Minus the Bear is nothing if not reliable. For years the band has earned a reputation as one of Seattle’s tightest and most technically gifted bands. Its complex interplay of winding guitar licks and math-rock grooves have landed the band in the indie-rock spotlight on more than several occasions. But those guitar hooks have always had more pull than the lure of the actual tunes – that is, until Planet of Ice.
While Minus the Bear have come a long way since the days of song titles like “Thanks for the Killer Game of Crisco Twister” (2002’s Highly Refined Pirates) or “You’re Some Sort of Big, Fat, Smart-Bug, Aren’t You?” (2004’s Bands Like It When You Yell “YAR!” At Them [EP]). On Planet of Ice, the instruments are still pulling the lyrical dead weight. Even when the tone shifts to a chillier, darker climate, the music is still cozy.

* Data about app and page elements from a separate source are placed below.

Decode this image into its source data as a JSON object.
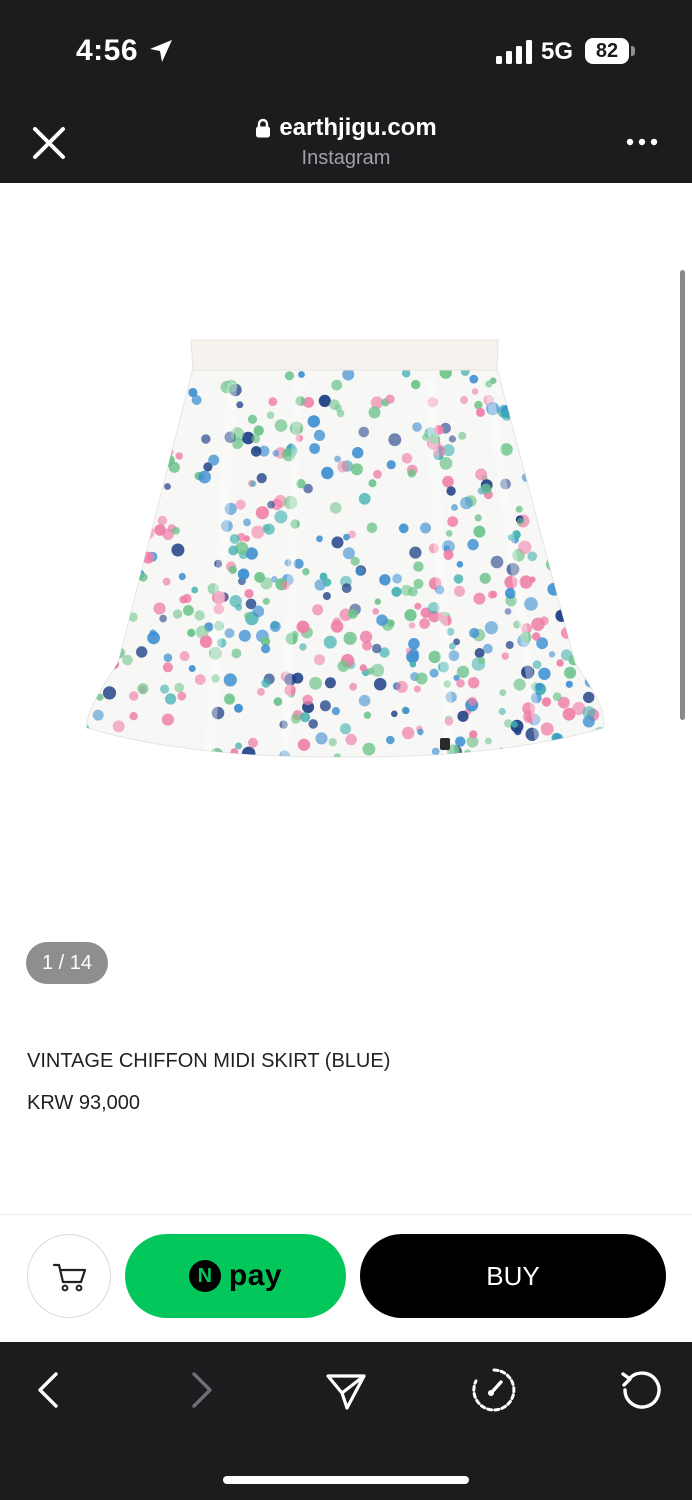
{
  "status_bar": {
    "time": "4:56",
    "network": "5G",
    "battery": "82",
    "icons": [
      "location-arrow-icon",
      "signal-bars-icon"
    ]
  },
  "browser": {
    "url": "earthjigu.com",
    "subtitle": "Instagram",
    "icons": [
      "close-icon",
      "lock-icon",
      "more-icon"
    ]
  },
  "product": {
    "image_counter": "1 / 14",
    "name": "VINTAGE CHIFFON MIDI SKIRT (BLUE)",
    "price": "KRW 93,000"
  },
  "actions": {
    "npay_badge": "N",
    "npay_label": "pay",
    "buy_label": "BUY",
    "icons": [
      "cart-icon"
    ]
  },
  "toolbar": {
    "icons": [
      "back-icon",
      "forward-icon",
      "share-icon",
      "compass-icon",
      "reload-icon"
    ]
  },
  "colors": {
    "dark_bar": "#1c1c1e",
    "npay_green": "#03c75a",
    "buy_black": "#000000",
    "dot_blue": "#3d8fd1",
    "dot_green": "#6cc38a",
    "dot_pink": "#ef7fa8",
    "dot_navy": "#1e3f86",
    "dot_teal": "#3fb0b0"
  }
}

The admirable lead vocalist and guitarist Jake Snider has a tendency to slip into The Mars Volta-land where the only thing more ambiguous than the lyrics is David Knudson’s guitar work – the missing link between David Gilmour and Sega Game Gear.
While Snider may want you to think you’re trapped, isolated on a glacial sphere and light years away from the sun – which, apparently, based on the band’s silhouettes in the liner notes, is where the promo shots took place – it all comes off as a bit of a stretch. Aren’t these the same dudes who told me, “You kill bugs good, man”?
Still, Planet of Ice yields some of MTB’s most creative excursions. On “Burying Luck,” Knudson sputters out sheets of warbled sound; ace drummer Erin Tate adds some well-placed clicks and clacks and keyboardist Alex Rose delivers the missing ingredients in the form of tactful counterpoint. Mammals don’t play much tighter than this.
There remains few cringe-worthy lyrical moments. “I owe you, don’t I? / A little light today, but tomorrow, oh tomorrow . / I know it ain’t the money girl / there never was money / This usury’s so typical” goes the overstated ode to lust on “Knights.” Or the follow-up, “White Mystery,” which follows the John Mayer-approved method á la “Your Body is a Wonderland.”
“Touch me sweet / Forget the rest / Your hooks feel so right / Dug in my chest,” Snider croons on the ominous “Dr. L’Ling.” The lines here are more than telling: It’s easy to have “forgot the rest” when the hooks come in – minus the lyrics.
But these expected lyrical missteps aside, there’s not much that disappoints on Planet of Ice, and maybe that’s the problem. Before even popping in the disc, the expectations of thousands of MTB’s MySpace elites are practically guaranteed to be met: hefty grooves, decent melodies, great musicianship and that’s about it. Which is just fine, because if you’re looking for something in the vein of Dylan or Cohen, you’re either not into Game Gear or you’ve never played a game of Crisco Twister.